Extracted data entries:
╔══
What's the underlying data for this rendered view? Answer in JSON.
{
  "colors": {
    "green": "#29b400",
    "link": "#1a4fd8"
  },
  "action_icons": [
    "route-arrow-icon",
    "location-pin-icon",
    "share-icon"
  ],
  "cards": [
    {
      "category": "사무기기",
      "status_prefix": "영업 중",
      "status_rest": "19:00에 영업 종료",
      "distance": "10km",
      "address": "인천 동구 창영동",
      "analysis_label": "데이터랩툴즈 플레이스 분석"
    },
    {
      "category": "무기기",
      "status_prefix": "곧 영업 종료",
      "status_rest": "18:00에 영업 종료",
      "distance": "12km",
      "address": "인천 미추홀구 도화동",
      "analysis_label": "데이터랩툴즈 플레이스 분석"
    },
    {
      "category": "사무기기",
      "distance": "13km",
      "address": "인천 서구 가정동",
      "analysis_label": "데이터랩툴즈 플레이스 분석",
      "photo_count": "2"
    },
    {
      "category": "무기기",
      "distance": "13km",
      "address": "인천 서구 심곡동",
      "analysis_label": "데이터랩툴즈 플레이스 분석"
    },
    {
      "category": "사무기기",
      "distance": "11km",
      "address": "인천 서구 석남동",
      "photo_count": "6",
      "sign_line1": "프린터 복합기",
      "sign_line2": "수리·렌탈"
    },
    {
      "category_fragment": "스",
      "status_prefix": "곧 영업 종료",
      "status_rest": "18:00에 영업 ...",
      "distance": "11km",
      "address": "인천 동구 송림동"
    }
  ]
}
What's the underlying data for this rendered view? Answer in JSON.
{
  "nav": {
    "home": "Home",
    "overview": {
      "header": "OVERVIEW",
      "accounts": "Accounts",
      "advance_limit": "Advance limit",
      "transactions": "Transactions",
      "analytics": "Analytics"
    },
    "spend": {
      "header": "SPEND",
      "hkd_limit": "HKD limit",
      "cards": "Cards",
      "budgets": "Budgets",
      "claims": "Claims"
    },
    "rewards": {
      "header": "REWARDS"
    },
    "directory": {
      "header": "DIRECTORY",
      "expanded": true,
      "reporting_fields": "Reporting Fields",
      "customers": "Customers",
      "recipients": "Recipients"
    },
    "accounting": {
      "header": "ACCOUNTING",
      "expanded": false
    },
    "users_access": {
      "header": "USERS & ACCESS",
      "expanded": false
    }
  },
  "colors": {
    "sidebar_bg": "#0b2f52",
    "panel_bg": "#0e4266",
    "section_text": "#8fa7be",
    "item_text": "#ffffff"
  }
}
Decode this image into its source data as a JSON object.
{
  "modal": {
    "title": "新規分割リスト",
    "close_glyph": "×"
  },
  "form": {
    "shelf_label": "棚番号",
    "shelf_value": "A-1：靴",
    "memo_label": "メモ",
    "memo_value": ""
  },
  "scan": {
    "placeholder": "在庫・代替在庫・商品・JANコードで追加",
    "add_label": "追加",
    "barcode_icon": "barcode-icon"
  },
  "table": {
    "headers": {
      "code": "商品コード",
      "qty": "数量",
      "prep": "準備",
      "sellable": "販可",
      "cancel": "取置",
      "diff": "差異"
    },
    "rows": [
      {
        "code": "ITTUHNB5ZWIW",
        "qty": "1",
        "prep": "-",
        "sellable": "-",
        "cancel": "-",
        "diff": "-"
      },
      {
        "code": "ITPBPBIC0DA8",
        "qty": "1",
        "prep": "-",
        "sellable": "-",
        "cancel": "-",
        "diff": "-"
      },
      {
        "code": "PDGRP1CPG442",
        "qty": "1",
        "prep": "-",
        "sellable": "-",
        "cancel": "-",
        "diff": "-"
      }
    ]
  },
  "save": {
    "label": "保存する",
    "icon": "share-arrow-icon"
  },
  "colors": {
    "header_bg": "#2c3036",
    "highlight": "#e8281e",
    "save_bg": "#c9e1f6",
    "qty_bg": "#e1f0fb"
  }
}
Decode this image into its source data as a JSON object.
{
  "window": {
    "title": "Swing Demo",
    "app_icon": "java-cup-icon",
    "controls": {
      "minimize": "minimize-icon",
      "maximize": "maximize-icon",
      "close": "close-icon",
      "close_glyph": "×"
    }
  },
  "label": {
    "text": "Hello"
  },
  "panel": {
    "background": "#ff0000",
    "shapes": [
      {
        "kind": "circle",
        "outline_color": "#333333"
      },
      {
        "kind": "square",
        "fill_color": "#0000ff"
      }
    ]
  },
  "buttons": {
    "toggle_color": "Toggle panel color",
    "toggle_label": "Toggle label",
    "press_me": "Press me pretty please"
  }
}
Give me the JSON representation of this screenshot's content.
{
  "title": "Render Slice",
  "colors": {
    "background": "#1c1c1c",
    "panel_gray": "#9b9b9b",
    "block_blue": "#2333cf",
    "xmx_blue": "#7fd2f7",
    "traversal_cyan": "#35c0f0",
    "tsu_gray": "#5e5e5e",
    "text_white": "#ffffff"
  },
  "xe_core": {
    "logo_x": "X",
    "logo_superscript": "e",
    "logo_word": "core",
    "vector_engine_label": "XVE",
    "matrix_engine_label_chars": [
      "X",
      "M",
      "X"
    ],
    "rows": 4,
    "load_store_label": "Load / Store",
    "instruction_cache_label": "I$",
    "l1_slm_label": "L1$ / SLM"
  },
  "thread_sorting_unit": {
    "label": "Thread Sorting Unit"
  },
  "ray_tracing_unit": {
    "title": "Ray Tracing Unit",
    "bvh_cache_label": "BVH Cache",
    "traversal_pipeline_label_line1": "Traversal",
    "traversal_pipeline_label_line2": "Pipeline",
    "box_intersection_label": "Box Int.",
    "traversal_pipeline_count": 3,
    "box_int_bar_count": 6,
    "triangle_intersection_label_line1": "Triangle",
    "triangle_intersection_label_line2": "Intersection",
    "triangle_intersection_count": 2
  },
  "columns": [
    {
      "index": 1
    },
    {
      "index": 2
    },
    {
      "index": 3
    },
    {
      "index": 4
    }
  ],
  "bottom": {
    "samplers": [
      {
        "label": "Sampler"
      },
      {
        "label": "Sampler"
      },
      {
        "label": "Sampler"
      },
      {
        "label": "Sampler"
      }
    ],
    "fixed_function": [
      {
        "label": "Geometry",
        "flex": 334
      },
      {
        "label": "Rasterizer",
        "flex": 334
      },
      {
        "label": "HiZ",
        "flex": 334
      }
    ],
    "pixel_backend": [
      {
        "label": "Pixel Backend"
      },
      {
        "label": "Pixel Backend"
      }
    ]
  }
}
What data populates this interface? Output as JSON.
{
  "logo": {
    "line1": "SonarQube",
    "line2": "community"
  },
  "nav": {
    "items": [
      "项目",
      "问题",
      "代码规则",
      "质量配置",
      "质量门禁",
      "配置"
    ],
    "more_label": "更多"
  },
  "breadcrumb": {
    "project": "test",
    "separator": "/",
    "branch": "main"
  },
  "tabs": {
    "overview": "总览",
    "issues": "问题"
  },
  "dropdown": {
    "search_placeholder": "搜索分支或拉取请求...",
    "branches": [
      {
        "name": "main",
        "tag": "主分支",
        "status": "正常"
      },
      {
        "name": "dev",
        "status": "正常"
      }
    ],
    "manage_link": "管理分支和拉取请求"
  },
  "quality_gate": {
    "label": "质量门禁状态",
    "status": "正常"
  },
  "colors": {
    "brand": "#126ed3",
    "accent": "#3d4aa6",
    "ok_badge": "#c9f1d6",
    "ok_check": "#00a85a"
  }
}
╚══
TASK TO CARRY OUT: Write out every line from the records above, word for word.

EXERCISE ANSWER:
What's the underlying data for this rendered view? Answer in JSON.
{
  "colors": {
    "green": "#29b400",
    "link": "#1a4fd8"
  },
  "action_icons": [
    "route-arrow-icon",
    "location-pin-icon",
    "share-icon"
  ],
  "cards": [
    {
      "category": "사무기기",
      "status_prefix": "영업 중",
      "status_rest": "19:00에 영업 종료",
      "distance": "10km",
      "address": "인천 동구 창영동",
      "analysis_label": "데이터랩툴즈 플레이스 분석"
    },
    {
      "category": "무기기",
      "status_prefix": "곧 영업 종료",
      "status_rest": "18:00에 영업 종료",
      "distance": "12km",
      "address": "인천 미추홀구 도화동",
      "analysis_label": "데이터랩툴즈 플레이스 분석"
    },
    {
      "category": "사무기기",
      "distance": "13km",
      "address": "인천 서구 가정동",
      "analysis_label": "데이터랩툴즈 플레이스 분석",
      "photo_count": "2"
    },
    {
      "category": "무기기",
      "distance": "13km",
      "address": "인천 서구 심곡동",
      "analysis_label": "데이터랩툴즈 플레이스 분석"
    },
    {
      "category": "사무기기",
      "distance": "11km",
      "address": "인천 서구 석남동",
      "photo_count": "6",
      "sign_line1": "프린터 복합기",
      "sign_line2": "수리·렌탈"
    },
    {
      "category_fragment": "스",
      "status_prefix": "곧 영업 종료",
      "status_rest": "18:00에 영업 ...",
      "distance": "11km",
      "address": "인천 동구 송림동"
    }
  ]
}
What's the underlying data for this rendered view? Answer in JSON.
{
  "nav": {
    "home": "Home",
    "overview": {
      "header": "OVERVIEW",
      "accounts": "Accounts",
      "advance_limit": "Advance limit",
      "transactions": "Transactions",
      "analytics": "Analytics"
    },
    "spend": {
      "header": "SPEND",
      "hkd_limit": "HKD limit",
      "cards": "Cards",
      "budgets": "Budgets",
      "claims": "Claims"
    },
    "rewards": {
      "header": "REWARDS"
    },
    "directory": {
      "header": "DIRECTORY",
      "expanded": true,
      "reporting_fields": "Reporting Fields",
      "customers": "Customers",
      "recipients": "Recipients"
    },
    "accounting": {
      "header": "ACCOUNTING",
      "expanded": false
    },
    "users_access": {
      "header": "USERS & ACCESS",
      "expanded": false
    }
  },
  "colors": {
    "sidebar_bg": "#0b2f52",
    "panel_bg": "#0e4266",
    "section_text": "#8fa7be",
    "item_text": "#ffffff"
  }
}
Decode this image into its source data as a JSON object.
{
  "modal": {
    "title": "新規分割リスト",
    "close_glyph": "×"
  },
  "form": {
    "shelf_label": "棚番号",
    "shelf_value": "A-1：靴",
    "memo_label": "メモ",
    "memo_value": ""
  },
  "scan": {
    "placeholder": "在庫・代替在庫・商品・JANコードで追加",
    "add_label": "追加",
    "barcode_icon": "barcode-icon"
  },
  "table": {
    "headers": {
      "code": "商品コード",
      "qty": "数量",
      "prep": "準備",
      "sellable": "販可",
      "cancel": "取置",
      "diff": "差異"
    },
    "rows": [
      {
        "code": "ITTUHNB5ZWIW",
        "qty": "1",
        "prep": "-",
        "sellable": "-",
        "cancel": "-",
        "diff": "-"
      },
      {
        "code": "ITPBPBIC0DA8",
        "qty": "1",
        "prep": "-",
        "sellable": "-",
        "cancel": "-",
        "diff": "-"
      },
      {
        "code": "PDGRP1CPG442",
        "qty": "1",
        "prep": "-",
        "sellable": "-",
        "cancel": "-",
        "diff": "-"
      }
    ]
  },
  "save": {
    "label": "保存する",
    "icon": "share-arrow-icon"
  },
  "colors": {
    "header_bg": "#2c3036",
    "highlight": "#e8281e",
    "save_bg": "#c9e1f6",
    "qty_bg": "#e1f0fb"
  }
}
Decode this image into its source data as a JSON object.
{
  "window": {
    "title": "Swing Demo",
    "app_icon": "java-cup-icon",
    "controls": {
      "minimize": "minimize-icon",
      "maximize": "maximize-icon",
      "close": "close-icon",
      "close_glyph": "×"
    }
  },
  "label": {
    "text": "Hello"
  },
  "panel": {
    "background": "#ff0000",
    "shapes": [
      {
        "kind": "circle",
        "outline_color": "#333333"
      },
      {
        "kind": "square",
        "fill_color": "#0000ff"
      }
    ]
  },
  "buttons": {
    "toggle_color": "Toggle panel color",
    "toggle_label": "Toggle label",
    "press_me": "Press me pretty please"
  }
}
Give me the JSON representation of this screenshot's content.
{
  "title": "Render Slice",
  "colors": {
    "background": "#1c1c1c",
    "panel_gray": "#9b9b9b",
    "block_blue": "#2333cf",
    "xmx_blue": "#7fd2f7",
    "traversal_cyan": "#35c0f0",
    "tsu_gray": "#5e5e5e",
    "text_white": "#ffffff"
  },
  "xe_core": {
    "logo_x": "X",
    "logo_superscript": "e",
    "logo_word": "core",
    "vector_engine_label": "XVE",
    "matrix_engine_label_chars": [
      "X",
      "M",
      "X"
    ],
    "rows": 4,
    "load_store_label": "Load / Store",
    "instruction_cache_label": "I$",
    "l1_slm_label": "L1$ / SLM"
  },
  "thread_sorting_unit": {
    "label": "Thread Sorting Unit"
  },
  "ray_tracing_unit": {
    "title": "Ray Tracing Unit",
    "bvh_cache_label": "BVH Cache",
    "traversal_pipeline_label_line1": "Traversal",
    "traversal_pipeline_label_line2": "Pipeline",
    "box_intersection_label": "Box Int.",
    "traversal_pipeline_count": 3,
    "box_int_bar_count": 6,
    "triangle_intersection_label_line1": "Triangle",
    "triangle_intersection_label_line2": "Intersection",
    "triangle_intersection_count": 2
  },
  "columns": [
    {
      "index": 1
    },
    {
      "index": 2
    },
    {
      "index": 3
    },
    {
      "index": 4
    }
  ],
  "bottom": {
    "samplers": [
      {
        "label": "Sampler"
      },
      {
        "label": "Sampler"
      },
      {
        "label": "Sampler"
      },
      {
        "label": "Sampler"
      }
    ],
    "fixed_function": [
      {
        "label": "Geometry",
        "flex": 334
      },
      {
        "label": "Rasterizer",
        "flex": 334
      },
      {
        "label": "HiZ",
        "flex": 334
      }
    ],
    "pixel_backend": [
      {
        "label": "Pixel Backend"
      },
      {
        "label": "Pixel Backend"
      }
    ]
  }
}
What data populates this interface? Output as JSON.
{
  "logo": {
    "line1": "SonarQube",
    "line2": "community"
  },
  "nav": {
    "items": [
      "项目",
      "问题",
      "代码规则",
      "质量配置",
      "质量门禁",
      "配置"
    ],
    "more_label": "更多"
  },
  "breadcrumb": {
    "project": "test",
    "separator": "/",
    "branch": "main"
  },
  "tabs": {
    "overview": "总览",
    "issues": "问题"
  },
  "dropdown": {
    "search_placeholder": "搜索分支或拉取请求...",
    "branches": [
      {
        "name": "main",
        "tag": "主分支",
        "status": "正常"
      },
      {
        "name": "dev",
        "status": "正常"
      }
    ],
    "manage_link": "管理分支和拉取请求"
  },
  "quality_gate": {
    "label": "质量门禁状态",
    "status": "正常"
  },
  "colors": {
    "brand": "#126ed3",
    "accent": "#3d4aa6",
    "ok_badge": "#c9f1d6",
    "ok_check": "#00a85a"
  }
}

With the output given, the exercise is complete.